**WHAT THIS TASK INVOLVES**
In the entries below, count the lines that hold the string "Защитника" and state only that count.

**DATA FOR ANALYSIS**

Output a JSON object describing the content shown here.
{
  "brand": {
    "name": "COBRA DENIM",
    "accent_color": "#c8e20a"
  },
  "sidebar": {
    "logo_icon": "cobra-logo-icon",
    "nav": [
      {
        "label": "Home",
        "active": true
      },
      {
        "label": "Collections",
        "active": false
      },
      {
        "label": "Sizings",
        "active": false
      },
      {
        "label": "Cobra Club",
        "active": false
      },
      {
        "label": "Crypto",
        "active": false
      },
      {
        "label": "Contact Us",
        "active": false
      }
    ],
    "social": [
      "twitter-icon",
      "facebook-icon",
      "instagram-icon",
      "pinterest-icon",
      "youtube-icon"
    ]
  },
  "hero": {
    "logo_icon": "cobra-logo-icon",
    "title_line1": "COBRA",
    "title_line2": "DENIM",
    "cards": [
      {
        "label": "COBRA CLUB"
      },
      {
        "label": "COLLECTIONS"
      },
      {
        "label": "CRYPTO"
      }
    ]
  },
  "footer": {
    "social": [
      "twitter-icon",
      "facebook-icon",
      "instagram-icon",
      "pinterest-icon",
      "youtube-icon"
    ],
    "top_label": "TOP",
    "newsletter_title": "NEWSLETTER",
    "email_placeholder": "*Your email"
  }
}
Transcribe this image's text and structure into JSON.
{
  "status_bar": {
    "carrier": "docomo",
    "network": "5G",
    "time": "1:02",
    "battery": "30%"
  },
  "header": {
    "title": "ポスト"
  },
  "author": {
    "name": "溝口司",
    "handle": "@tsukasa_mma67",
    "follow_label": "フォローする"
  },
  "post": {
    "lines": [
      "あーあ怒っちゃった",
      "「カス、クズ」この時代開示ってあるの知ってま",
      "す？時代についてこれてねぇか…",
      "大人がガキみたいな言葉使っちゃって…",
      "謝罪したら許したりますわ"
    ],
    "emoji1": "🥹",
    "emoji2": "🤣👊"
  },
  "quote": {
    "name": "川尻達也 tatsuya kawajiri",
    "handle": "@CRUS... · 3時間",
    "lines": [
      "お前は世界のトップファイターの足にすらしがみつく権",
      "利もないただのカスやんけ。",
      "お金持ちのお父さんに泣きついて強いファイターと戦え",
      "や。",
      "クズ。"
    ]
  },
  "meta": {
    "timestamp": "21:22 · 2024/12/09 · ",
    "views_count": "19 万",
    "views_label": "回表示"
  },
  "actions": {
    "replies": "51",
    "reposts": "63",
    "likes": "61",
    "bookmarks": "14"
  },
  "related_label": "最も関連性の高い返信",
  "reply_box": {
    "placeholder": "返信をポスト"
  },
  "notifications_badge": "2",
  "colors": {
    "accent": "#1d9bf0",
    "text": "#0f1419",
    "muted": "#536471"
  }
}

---

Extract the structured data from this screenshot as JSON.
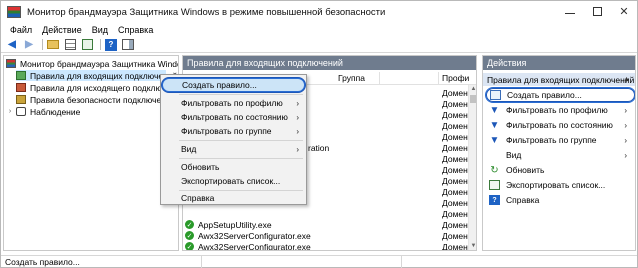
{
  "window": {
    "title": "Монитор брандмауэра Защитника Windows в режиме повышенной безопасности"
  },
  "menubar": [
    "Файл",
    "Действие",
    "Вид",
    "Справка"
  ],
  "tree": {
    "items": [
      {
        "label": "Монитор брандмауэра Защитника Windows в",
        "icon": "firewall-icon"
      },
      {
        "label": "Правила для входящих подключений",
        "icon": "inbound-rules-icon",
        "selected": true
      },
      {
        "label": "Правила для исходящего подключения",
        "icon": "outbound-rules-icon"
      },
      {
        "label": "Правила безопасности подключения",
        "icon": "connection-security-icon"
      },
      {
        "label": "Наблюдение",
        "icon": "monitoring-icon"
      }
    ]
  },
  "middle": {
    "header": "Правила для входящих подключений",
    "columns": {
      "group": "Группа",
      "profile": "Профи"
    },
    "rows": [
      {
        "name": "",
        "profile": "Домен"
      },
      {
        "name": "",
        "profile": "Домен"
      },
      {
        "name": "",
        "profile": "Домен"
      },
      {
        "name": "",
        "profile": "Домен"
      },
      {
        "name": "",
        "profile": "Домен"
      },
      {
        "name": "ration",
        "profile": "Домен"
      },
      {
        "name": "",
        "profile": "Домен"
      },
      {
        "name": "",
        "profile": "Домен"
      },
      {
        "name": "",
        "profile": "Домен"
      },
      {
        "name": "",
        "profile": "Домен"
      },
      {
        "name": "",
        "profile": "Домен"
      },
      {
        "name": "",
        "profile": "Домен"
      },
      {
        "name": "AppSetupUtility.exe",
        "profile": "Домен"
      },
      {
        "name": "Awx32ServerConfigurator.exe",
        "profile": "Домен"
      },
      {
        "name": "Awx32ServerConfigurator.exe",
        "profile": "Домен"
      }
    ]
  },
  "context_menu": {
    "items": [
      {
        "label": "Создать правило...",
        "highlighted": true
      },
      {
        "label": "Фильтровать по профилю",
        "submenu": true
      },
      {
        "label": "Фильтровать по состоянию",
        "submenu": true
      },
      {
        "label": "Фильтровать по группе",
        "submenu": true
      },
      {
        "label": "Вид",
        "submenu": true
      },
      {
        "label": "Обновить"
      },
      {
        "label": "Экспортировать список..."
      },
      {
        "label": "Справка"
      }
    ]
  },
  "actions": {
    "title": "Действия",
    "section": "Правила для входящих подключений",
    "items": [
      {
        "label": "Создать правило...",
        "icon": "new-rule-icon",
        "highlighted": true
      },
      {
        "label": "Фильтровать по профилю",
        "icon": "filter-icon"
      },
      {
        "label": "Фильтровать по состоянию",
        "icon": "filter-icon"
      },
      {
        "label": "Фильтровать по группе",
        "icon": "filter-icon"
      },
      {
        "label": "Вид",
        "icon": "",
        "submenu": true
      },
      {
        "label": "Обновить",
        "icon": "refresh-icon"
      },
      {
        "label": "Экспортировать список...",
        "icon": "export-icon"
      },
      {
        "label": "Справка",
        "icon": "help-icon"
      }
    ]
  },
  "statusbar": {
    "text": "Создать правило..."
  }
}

**TASK SOLUTION**
2